● WHAT TO WORK ON: Every line of the data that contains the string "name" must be copied.

● MATERIAL SHOWN:
===

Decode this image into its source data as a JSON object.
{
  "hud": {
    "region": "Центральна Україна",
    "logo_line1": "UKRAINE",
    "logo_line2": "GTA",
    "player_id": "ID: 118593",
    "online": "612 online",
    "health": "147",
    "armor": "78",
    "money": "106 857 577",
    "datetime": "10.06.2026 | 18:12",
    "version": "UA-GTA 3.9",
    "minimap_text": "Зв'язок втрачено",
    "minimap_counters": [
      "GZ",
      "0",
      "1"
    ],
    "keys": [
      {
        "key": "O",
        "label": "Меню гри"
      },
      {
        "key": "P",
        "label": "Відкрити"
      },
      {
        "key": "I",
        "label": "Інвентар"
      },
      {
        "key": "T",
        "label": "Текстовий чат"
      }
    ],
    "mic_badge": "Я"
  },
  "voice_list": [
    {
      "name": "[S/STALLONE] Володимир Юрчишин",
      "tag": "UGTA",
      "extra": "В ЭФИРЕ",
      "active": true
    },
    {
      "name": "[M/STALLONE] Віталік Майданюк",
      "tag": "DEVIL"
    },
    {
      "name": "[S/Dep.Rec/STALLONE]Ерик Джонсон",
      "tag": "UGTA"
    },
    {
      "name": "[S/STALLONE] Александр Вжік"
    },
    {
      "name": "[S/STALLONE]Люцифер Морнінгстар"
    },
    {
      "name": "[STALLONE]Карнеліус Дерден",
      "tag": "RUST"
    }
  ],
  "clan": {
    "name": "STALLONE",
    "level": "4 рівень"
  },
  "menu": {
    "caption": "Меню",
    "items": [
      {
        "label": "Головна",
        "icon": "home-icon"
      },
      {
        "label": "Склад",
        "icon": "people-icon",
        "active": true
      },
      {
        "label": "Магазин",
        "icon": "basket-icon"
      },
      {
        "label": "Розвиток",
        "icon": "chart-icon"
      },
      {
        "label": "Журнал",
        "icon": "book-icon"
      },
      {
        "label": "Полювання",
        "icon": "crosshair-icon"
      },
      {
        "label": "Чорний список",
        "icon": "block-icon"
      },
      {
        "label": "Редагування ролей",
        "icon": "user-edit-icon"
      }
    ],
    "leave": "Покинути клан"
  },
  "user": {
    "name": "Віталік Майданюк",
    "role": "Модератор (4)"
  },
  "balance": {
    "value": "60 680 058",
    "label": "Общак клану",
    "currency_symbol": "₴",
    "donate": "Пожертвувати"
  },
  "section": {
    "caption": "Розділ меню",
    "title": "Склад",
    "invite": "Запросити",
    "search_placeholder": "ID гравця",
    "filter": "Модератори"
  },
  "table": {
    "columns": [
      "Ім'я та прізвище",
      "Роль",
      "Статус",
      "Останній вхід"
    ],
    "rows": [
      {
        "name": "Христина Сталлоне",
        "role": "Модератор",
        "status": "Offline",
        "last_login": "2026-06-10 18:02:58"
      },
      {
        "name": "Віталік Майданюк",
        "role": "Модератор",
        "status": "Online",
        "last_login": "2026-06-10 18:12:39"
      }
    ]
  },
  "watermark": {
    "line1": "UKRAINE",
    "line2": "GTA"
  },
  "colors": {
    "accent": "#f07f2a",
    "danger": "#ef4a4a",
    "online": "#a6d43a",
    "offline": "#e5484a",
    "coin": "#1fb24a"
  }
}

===

● THE ANSWER:
      "name": "[S/STALLONE] Володимир Юрчишин",
      "name": "[M/STALLONE] Віталік Майданюк",
      "name": "[S/Dep.Rec/STALLONE]Ерик Джонсон",
      "name": "[S/STALLONE] Александр Вжік"
      "name": "[S/STALLONE]Люцифер Морнінгстар"
      "name": "[STALLONE]Карнеліус Дерден",
    "name": "STALLONE",
    "name": "Віталік Майданюк",
        "name": "Христина Сталлоне",
        "name": "Віталік Майданюк",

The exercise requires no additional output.